In networking, there are two important addressing schemes used to identify devices on a network: IP addresses and data-link addresses.
While these two types of addresses may seem similar, they serve different purposes and operate at different levels of the networking stack.
IP addresses are commonly used in Internet protocol (IP) networks to uniquely identify devices on a network. These addresses are typically assigned by a network administrator or Internet Service Provider (ISP) and allow devices to communicate with each other across different networks. On the other hand, data link addresses refer to physical device identifiers that help facilitate communication within a single local area network (LAN).
Understanding the differences between these two types of addressing can improve your understanding of how data is transmitted over computer networks.
What is an IP Address?
An IP address, short for Internet Protocol address, is a unique numerical identifier assigned to every device connected to the Internet. It consists of a series of four numbers separated by dots, such as 192.168.1.1.
IP addresses are used to identify and locate devices on the internet to establish communication between them. Every internet-connected device has its unique IP address which allows it to communicate with other devices on the Internet.
There are two main types of IP addresses: IPv4 and IPv6. IPv4 uses a 32-bit address format and can support up to 4 billion different unique addresses. IPv6, on the other hand, uses a 128-bit address format and can support an almost unlimited number of unique addresses.
To connect to the internet, your device must have a valid IP address assigned either automatically through your ISP or manually configured by network administrators in some cases.
The IP address space is managed globally by the Internet Assigned Numbers Authority (IANA), and by five regional Internet registries (RIR) responsible in their designated territories for assignment to end users and local Internet registries, such as Internet service providers.
IANA has distributed IPv4 addresses to the RIRs in blocks of approximately 16.8 million. Each ISP or private network administrator assigns an IP address to each device connected to its network. Such assignments may be static (fixed or permanent) or dynamic, depending on their software and practices.
What is a Data Link Address?
A Data Link Address (DLA), also known as a MAC address or Ethernet address, is a unique identifier assigned to each network interface controller (NIC) in a device. It is used to identify the source and destination of data packets transmitted over a local area network (LAN).

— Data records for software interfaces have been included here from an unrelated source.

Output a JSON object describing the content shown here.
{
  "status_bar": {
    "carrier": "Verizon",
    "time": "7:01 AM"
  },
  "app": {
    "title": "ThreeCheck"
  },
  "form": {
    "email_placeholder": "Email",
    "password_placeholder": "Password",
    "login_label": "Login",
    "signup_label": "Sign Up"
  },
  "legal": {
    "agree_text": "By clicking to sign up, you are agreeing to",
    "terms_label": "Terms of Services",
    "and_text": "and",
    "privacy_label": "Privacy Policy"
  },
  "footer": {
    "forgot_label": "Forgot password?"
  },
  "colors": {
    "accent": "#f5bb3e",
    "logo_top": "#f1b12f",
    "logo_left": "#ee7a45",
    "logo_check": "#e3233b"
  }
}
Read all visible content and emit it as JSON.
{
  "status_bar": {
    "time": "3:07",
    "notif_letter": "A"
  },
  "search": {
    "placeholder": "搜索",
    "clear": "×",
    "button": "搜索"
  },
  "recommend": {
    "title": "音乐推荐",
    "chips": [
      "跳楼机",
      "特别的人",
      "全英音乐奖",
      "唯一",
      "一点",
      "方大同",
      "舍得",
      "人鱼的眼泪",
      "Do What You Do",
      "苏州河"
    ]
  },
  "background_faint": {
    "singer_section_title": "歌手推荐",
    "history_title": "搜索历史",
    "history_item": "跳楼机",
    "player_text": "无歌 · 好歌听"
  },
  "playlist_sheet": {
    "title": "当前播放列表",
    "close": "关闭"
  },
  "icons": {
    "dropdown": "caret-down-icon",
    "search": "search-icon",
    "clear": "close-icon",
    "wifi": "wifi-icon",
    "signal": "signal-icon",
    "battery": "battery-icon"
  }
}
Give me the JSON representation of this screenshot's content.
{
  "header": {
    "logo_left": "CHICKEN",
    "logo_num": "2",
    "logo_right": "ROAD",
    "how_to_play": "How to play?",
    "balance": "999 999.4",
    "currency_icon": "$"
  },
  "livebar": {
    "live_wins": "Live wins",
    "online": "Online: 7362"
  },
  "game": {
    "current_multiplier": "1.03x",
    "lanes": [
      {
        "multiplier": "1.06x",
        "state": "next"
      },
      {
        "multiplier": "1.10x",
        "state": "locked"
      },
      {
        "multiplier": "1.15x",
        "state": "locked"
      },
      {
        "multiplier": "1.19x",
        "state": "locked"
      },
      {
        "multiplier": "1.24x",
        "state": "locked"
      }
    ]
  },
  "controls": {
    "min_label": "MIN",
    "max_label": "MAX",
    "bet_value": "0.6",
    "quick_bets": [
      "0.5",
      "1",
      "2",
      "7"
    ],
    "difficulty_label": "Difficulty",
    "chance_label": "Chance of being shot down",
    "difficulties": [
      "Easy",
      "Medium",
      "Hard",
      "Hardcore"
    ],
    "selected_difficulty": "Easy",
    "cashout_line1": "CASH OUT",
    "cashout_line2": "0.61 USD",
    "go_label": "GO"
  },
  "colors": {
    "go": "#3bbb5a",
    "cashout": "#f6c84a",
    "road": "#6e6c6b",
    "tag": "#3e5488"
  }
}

The Data Link Address (DLA) is used to identify a specific network interface controller (NIC) in a device. Each NIC is assigned a unique DLA, which enables devices on a network to communicate with one another.
When data is transmitted over a network, it is broken down into small data packets that contain the data being transmitted along with information about the source and destination addresses of each packet. The DLA is used as the source address for outgoing packets and as the destination address for incoming packets.
In addition to enabling communication between devices on a local area network (LAN), DLAs are also used by routers to forward packets across multiple networks. Routers use the DLA to determine where to send packets based on their destination address.
In conclusion, IP addresses and data link addresses are both important components of network communication. While IP addresses are used to identify devices on a network and enable communication between them, data link addresses are used to regulate the flow of data within a local network. IP addresses operate at the network layer while data link addresses operate at the data link layer. Understanding the differences between these two types of addressing is essential for anyone working with computer networks. By taking this knowledge into account, network professionals can ensure that their systems are functioning properly and efficiently. It is important to continue learning about the nuances of networking to stay up-to-date with emerging technologies and trends.